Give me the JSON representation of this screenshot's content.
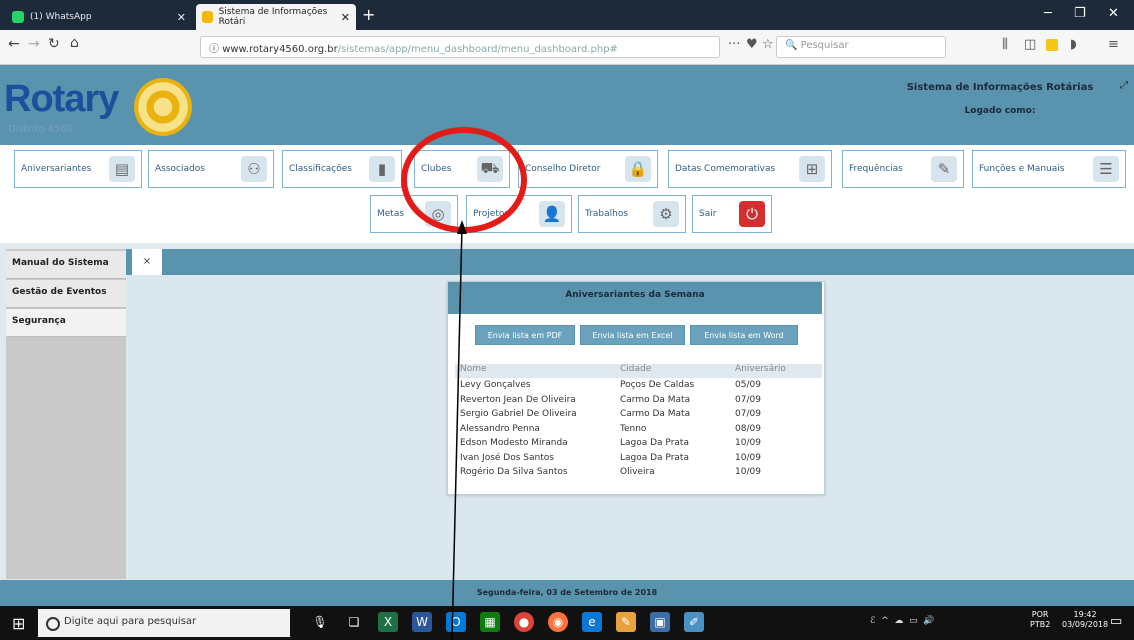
{
  "browser": {
    "tabs": [
      {
        "label": "(1) WhatsApp"
      },
      {
        "label": "Sistema de Informações Rotári"
      }
    ],
    "url": "www.rotary4560.org.br",
    "url_path": "/sistemas/app/menu_dashboard/menu_dashboard.php#",
    "search_placeholder": "Pesquisar"
  },
  "header": {
    "logo_text": "Rotary",
    "logo_sub": "Distrito 4560",
    "site_title": "Sistema de Informações Rotárias",
    "logged_as": "Logado como:"
  },
  "menu": {
    "row1": [
      {
        "label": "Aniversariantes",
        "icon": "calendar-icon"
      },
      {
        "label": "Associados",
        "icon": "people-icon"
      },
      {
        "label": "Classificações",
        "icon": "book-icon"
      },
      {
        "label": "Clubes",
        "icon": "cart-icon"
      },
      {
        "label": "Conselho Diretor",
        "icon": "lock-icon"
      },
      {
        "label": "Datas Comemorativas",
        "icon": "calendar-add-icon"
      },
      {
        "label": "Frequências",
        "icon": "tools-icon"
      },
      {
        "label": "Funções e Manuais",
        "icon": "document-icon"
      }
    ],
    "row2": [
      {
        "label": "Metas",
        "icon": "target-icon"
      },
      {
        "label": "Projetos",
        "icon": "user-icon"
      },
      {
        "label": "Trabalhos",
        "icon": "gear-icon"
      },
      {
        "label": "Sair",
        "icon": "exit-icon"
      }
    ]
  },
  "sidebar": {
    "items": [
      {
        "label": "Manual do Sistema"
      },
      {
        "label": "Gestão de Eventos"
      },
      {
        "label": "Segurança"
      }
    ]
  },
  "content_tab": {
    "close": "×"
  },
  "birthdays": {
    "title": "Aniversariantes da Semana",
    "buttons": [
      "Envia lista em PDF",
      "Envia lista em Excel",
      "Envia lista em Word"
    ],
    "columns": [
      "Nome",
      "Cidade",
      "Aniversário"
    ],
    "rows": [
      [
        "Levy Gonçalves",
        "Poços De Caldas",
        "05/09"
      ],
      [
        "Reverton Jean De Oliveira",
        "Carmo Da Mata",
        "07/09"
      ],
      [
        "Sergio Gabriel De Oliveira",
        "Carmo Da Mata",
        "07/09"
      ],
      [
        "Alessandro Penna",
        "Tenno",
        "08/09"
      ],
      [
        "Edson Modesto Miranda",
        "Lagoa Da Prata",
        "10/09"
      ],
      [
        "Ivan José Dos Santos",
        "Lagoa Da Prata",
        "10/09"
      ],
      [
        "Rogério Da Silva Santos",
        "Oliveira",
        "10/09"
      ]
    ]
  },
  "footer": {
    "date": "Segunda-feira, 03 de Setembro de 2018"
  },
  "taskbar": {
    "search_placeholder": "Digite aqui para pesquisar",
    "lang": "POR",
    "lang2": "PTB2",
    "time": "19:42",
    "date": "03/09/2018"
  },
  "annotation": {
    "color": "#e41b17"
  }
}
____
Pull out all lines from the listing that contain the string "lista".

      "Envia lista em PDF",
      "Envia lista em Excel",
      "Envia lista em Word"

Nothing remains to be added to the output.